The Icelandic National Church has faced scrutiny since the mid-90’s, due to its poor handling of the sexual assault accusations of its priests. In 1996, bishop of Iceland Ólafur Skúlason was accused of sexually assaulting a woman numerous times.
The church’s response to try and dismiss the case didn’t go well for quite a lot of people, who ultimately decided to leave the church. Although attempts have been made to improve its stance towards victims, the number of registered people at the church had fallen dramatically and continue to do so. At the same time, more sexual assault cases linked to the church have come up.
Initially pagan, then Catholic, finally Lutheran
The Icelandic National Church, known as the Evangelical Lutheran Church of Iceland, is the nation’s officially established Christian church.
The nation’s population comprised primarily of fishermen and farmers who depended a lot on a traditional faith-based lifestyle. Modern changes to the Icelandic society have had a profound impact on the nation’s dependence on churches, with increasing diversity of religion.
The National Church is still, to this day, kept up by the national budget, including the salary of priests. This has been a hot debate among Icelanders, as polls show a staunch support for completely separating church and state, primarily among younger people. Less than 70% of the population belongs to the church, with the numbers dropping every year. Although regular Sunday services are poorly attended, festivals and Holiday-themed events are still fairly popular. The National Church is headed by the Bishop of Iceland, who is currently Agnes M. Sigurðardóttir, the first woman to hold the position.

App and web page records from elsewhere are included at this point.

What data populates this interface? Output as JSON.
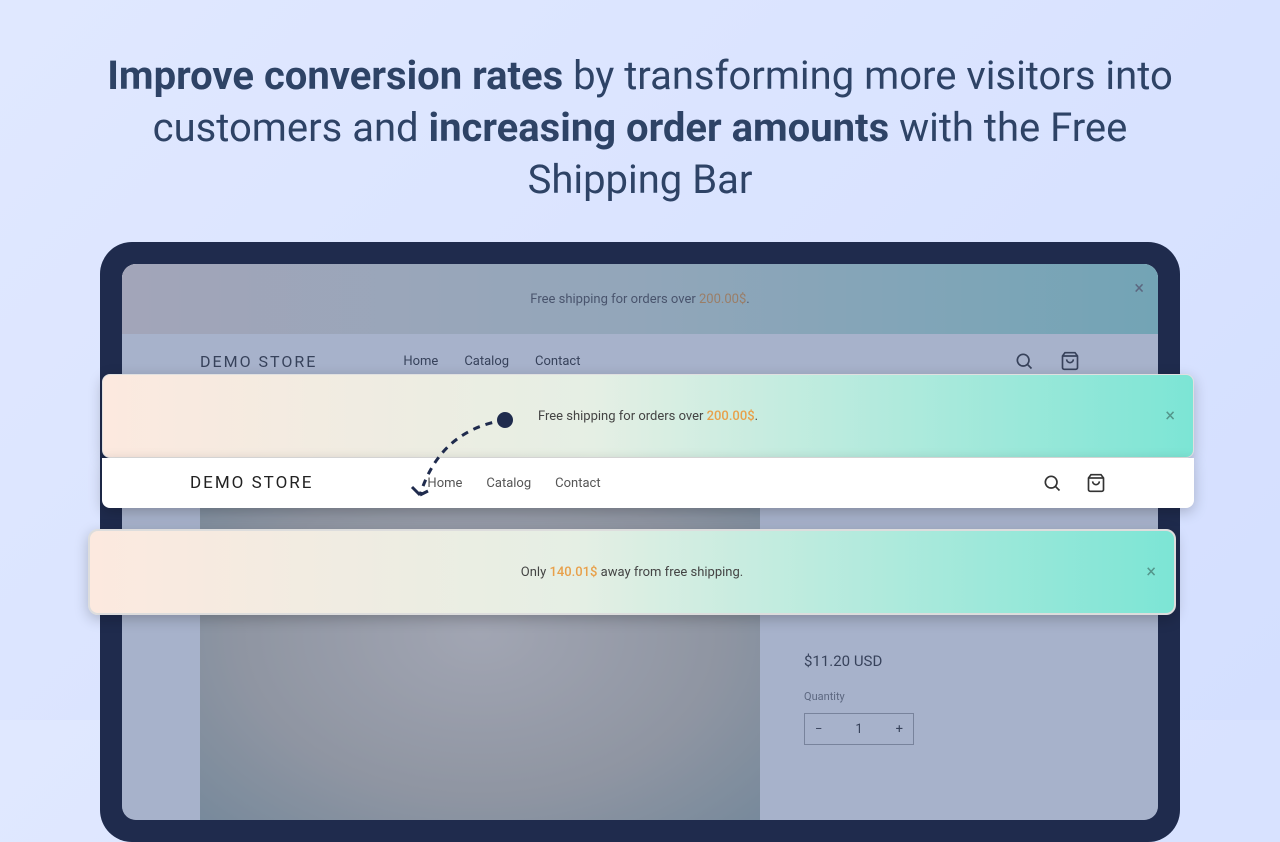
{
  "headline": {
    "bold1": "Improve conversion rates",
    "text1": " by transforming more visitors into customers and ",
    "bold2": "increasing order amounts",
    "text2": " with the Free Shipping Bar"
  },
  "bg_banner": {
    "prefix": "Free shipping for orders over ",
    "amount": "200.00$",
    "suffix": "."
  },
  "store_name": "DEMO STORE",
  "nav": {
    "home": "Home",
    "catalog": "Catalog",
    "contact": "Contact"
  },
  "product": {
    "price": "$11.20 USD",
    "qlabel": "Quantity",
    "qty": "1",
    "minus": "−",
    "plus": "+"
  },
  "overlay1": {
    "prefix": "Free shipping for orders over ",
    "amount": "200.00$",
    "suffix": "."
  },
  "overlay2": {
    "prefix": "Only ",
    "amount": "140.01$",
    "suffix": " away from free shipping."
  }
}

Back in April 1996, then bishop Ólafur Skúlason was accused of sexually assaulting a woman. She discussed this with her local minister, who decided that they ought to hold a meeting with another minister, Karl Sigurbjörnsson, who would later become the bishop of Iceland.
The trio agreed to keep the matter from the public eye, opting instead to write a statement that would be presented to the bishop, in which he would publicly apologize for his actions. He didn’t agree to the terms and the case was dismissed.

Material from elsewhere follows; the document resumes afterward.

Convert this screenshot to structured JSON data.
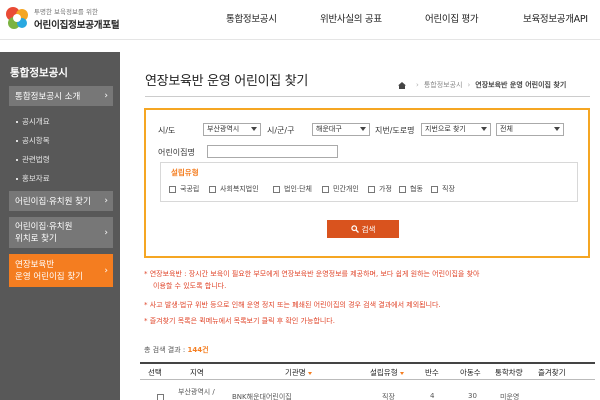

More women followed, accusing Ólafur of sexually assaulting them. All their cases were, however, dismissed. Later reports indicate that the priests likely believed the women to have been making the accusations to further Halldór Gunnarsson’s agenda, a priest who was very vocal against Ólafur.
Years passed, and Karl Sigurbjörnsson became the bishop. Shortly after Ólafur’s death in 2008, his own daughter spoke publically about how her father had sexually abused her since she was a young girl. It became a huge controversy in Iceland, resulting in a large number of people resigning from the National Church due to its handling on the matter. In 2010, Karl wrote about the subject and declared that the National Church would take all sexual assault matters very seriously, apologizing on behalf of the church.
A council of church specialists as opposed to the judicial system
What is apparent in all these matters is how the church has offered its churchgoers to refer to its own council of specialists to handle any difficult case, as opposed to going public by using the Icelandic judicial system.
In 1998, the National Church founded the Academic Council on the Handling of Sexual Offenses, a special division that would specifically handle all sexual offense cases. Very recently, the council became a hot topic when it denied Fréttablaðið’s request to explain the 27 cases it had dealt with for the past decade.
Fréttablaðið’s sources reveal that at least four children are among the victims. The church’s response was that of these cases, ten had been finished with everyone’s approval.
Yesterday, Fréttablaðið learned that the council had been dealing with three different sexual assault cases linked to the same priest, Ólafur Jóhannsson. He had been sent on leave this summer in order to get help from a psychologist. This isn’t the first time he had been dealt with the council.
Asked about the latest charge, Ólafur told Fréttablaðið that it wasn’t sexual assault. “This involved a woman whom I had considered an acquaintance of mine in some way. I hugged her and gave her a kiss on the cheek. That’s what happened. I believed it to be all right but it clearly wasn’t. It’s totally absurd to call it sexual assault in my opinion. It was an innocent kiss on the cheek.”
Dögg Pálsdóttir is the chairman of the council’s complaints board. She believes it to be just like any other administrative committee. “Of course, we have a certain research obligation in which we give both parties a chance to turn over evidence if necessary.”
In Focus is a series of articles intended to shed light on contemporary issues in Iceland, keeping readers informed on subjects and matters present in the national discussion.